Stored items from a collection:
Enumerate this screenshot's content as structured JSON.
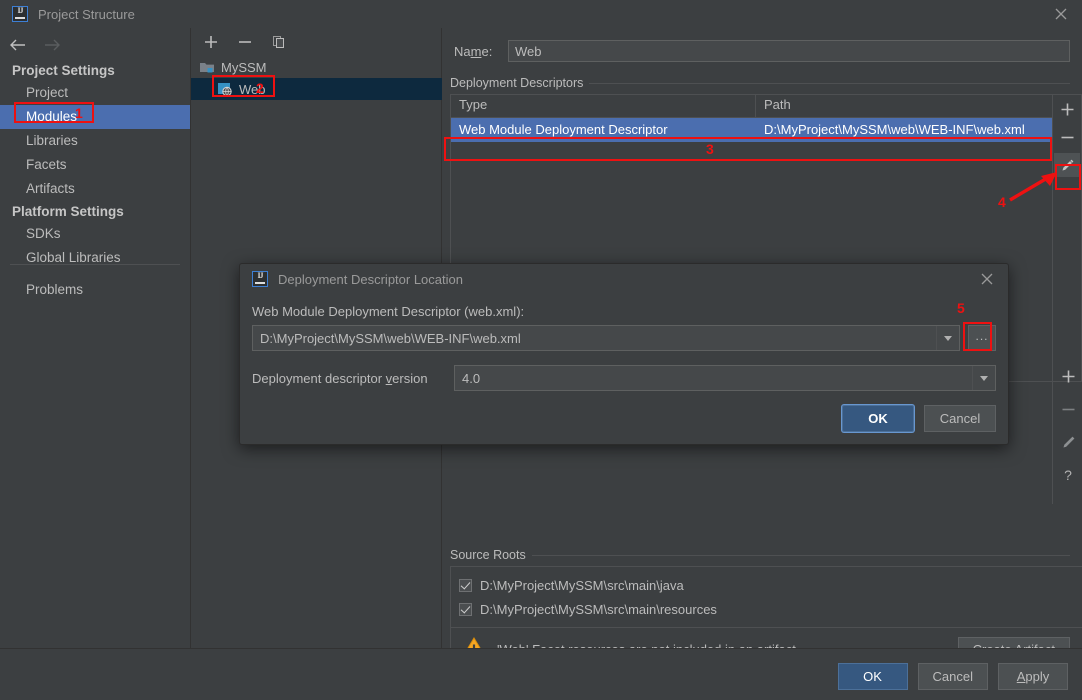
{
  "window": {
    "title": "Project Structure",
    "close_label": "close-window"
  },
  "sidebar": {
    "nav_back": "back",
    "nav_forward": "forward",
    "sections": [
      {
        "heading": "Project Settings",
        "items": [
          {
            "label": "Project",
            "selected": false
          },
          {
            "label": "Modules",
            "selected": true
          },
          {
            "label": "Libraries",
            "selected": false
          },
          {
            "label": "Facets",
            "selected": false
          },
          {
            "label": "Artifacts",
            "selected": false
          }
        ]
      },
      {
        "heading": "Platform Settings",
        "items": [
          {
            "label": "SDKs",
            "selected": false
          },
          {
            "label": "Global Libraries",
            "selected": false
          }
        ]
      }
    ],
    "problems_label": "Problems",
    "help_glyph": "?"
  },
  "tree": {
    "toolbar": [
      {
        "name": "add-module-button",
        "glyph": "+"
      },
      {
        "name": "remove-module-button",
        "glyph": "−"
      },
      {
        "name": "copy-module-button",
        "glyph": "copy"
      }
    ],
    "nodes": [
      {
        "label": "MySSM",
        "icon": "project-folder-icon",
        "selected": false,
        "depth": 0
      },
      {
        "label": "Web",
        "icon": "web-facet-icon",
        "selected": true,
        "depth": 1
      }
    ]
  },
  "main": {
    "name_label": "Name:",
    "name_value": "Web",
    "deployment_descriptors": {
      "group_title": "Deployment Descriptors",
      "columns": [
        "Type",
        "Path"
      ],
      "rows": [
        {
          "type": "Web Module Deployment Descriptor",
          "path": "D:\\MyProject\\MySSM\\web\\WEB-INF\\web.xml",
          "selected": true
        }
      ],
      "side_buttons": [
        {
          "name": "add-descriptor-button",
          "glyph": "+"
        },
        {
          "name": "remove-descriptor-button",
          "glyph": "−"
        },
        {
          "name": "edit-descriptor-button",
          "glyph": "pencil"
        }
      ]
    },
    "hidden_panel_buttons": [
      {
        "name": "add-button",
        "glyph": "+"
      },
      {
        "name": "remove-button",
        "glyph": "−"
      },
      {
        "name": "edit-button",
        "glyph": "pencil"
      },
      {
        "name": "help-button",
        "glyph": "?"
      }
    ],
    "source_roots": {
      "group_title": "Source Roots",
      "items": [
        {
          "label": "D:\\MyProject\\MySSM\\src\\main\\java",
          "checked": true
        },
        {
          "label": "D:\\MyProject\\MySSM\\src\\main\\resources",
          "checked": true
        }
      ]
    },
    "warning": {
      "icon": "warning-triangle-icon",
      "text": "'Web' Facet resources are not included in an artifact",
      "action_label": "Create Artif",
      "action_label_underline": "a",
      "action_label_tail": "ct"
    }
  },
  "footer": {
    "buttons": [
      {
        "label": "OK",
        "primary": true,
        "name": "ok-button"
      },
      {
        "label": "Cancel",
        "primary": false,
        "name": "cancel-button"
      },
      {
        "label": "Apply",
        "primary": false,
        "name": "apply-button",
        "underline": "A",
        "tail": "pply"
      }
    ]
  },
  "dialog": {
    "title": "Deployment Descriptor Location",
    "descriptor_label": "Web Module Deployment Descriptor (web.xml):",
    "descriptor_value": "D:\\MyProject\\MySSM\\web\\WEB-INF\\web.xml",
    "browse_label": "...",
    "version_label_pre": "Deployment descriptor ",
    "version_label_underline": "v",
    "version_label_post": "ersion",
    "version_value": "4.0",
    "buttons": [
      {
        "label": "OK",
        "primary": true,
        "name": "dialog-ok-button"
      },
      {
        "label": "Cancel",
        "primary": false,
        "name": "dialog-cancel-button"
      }
    ]
  },
  "annotations": {
    "color": "#ee1111",
    "markers": [
      {
        "id": "1",
        "target": "Modules sidebar item"
      },
      {
        "id": "2",
        "target": "Web module tree node"
      },
      {
        "id": "3",
        "target": "Web Module Deployment Descriptor row"
      },
      {
        "id": "4",
        "target": "Edit descriptor pencil button"
      },
      {
        "id": "5",
        "target": "Browse (...) button in dialog"
      }
    ]
  }
}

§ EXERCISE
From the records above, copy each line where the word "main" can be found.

§ ANSWER BOX
  "main": {
          "label": "D:\\MyProject\\MySSM\\src\\main\\java",
          "label": "D:\\MyProject\\MySSM\\src\\main\\resources",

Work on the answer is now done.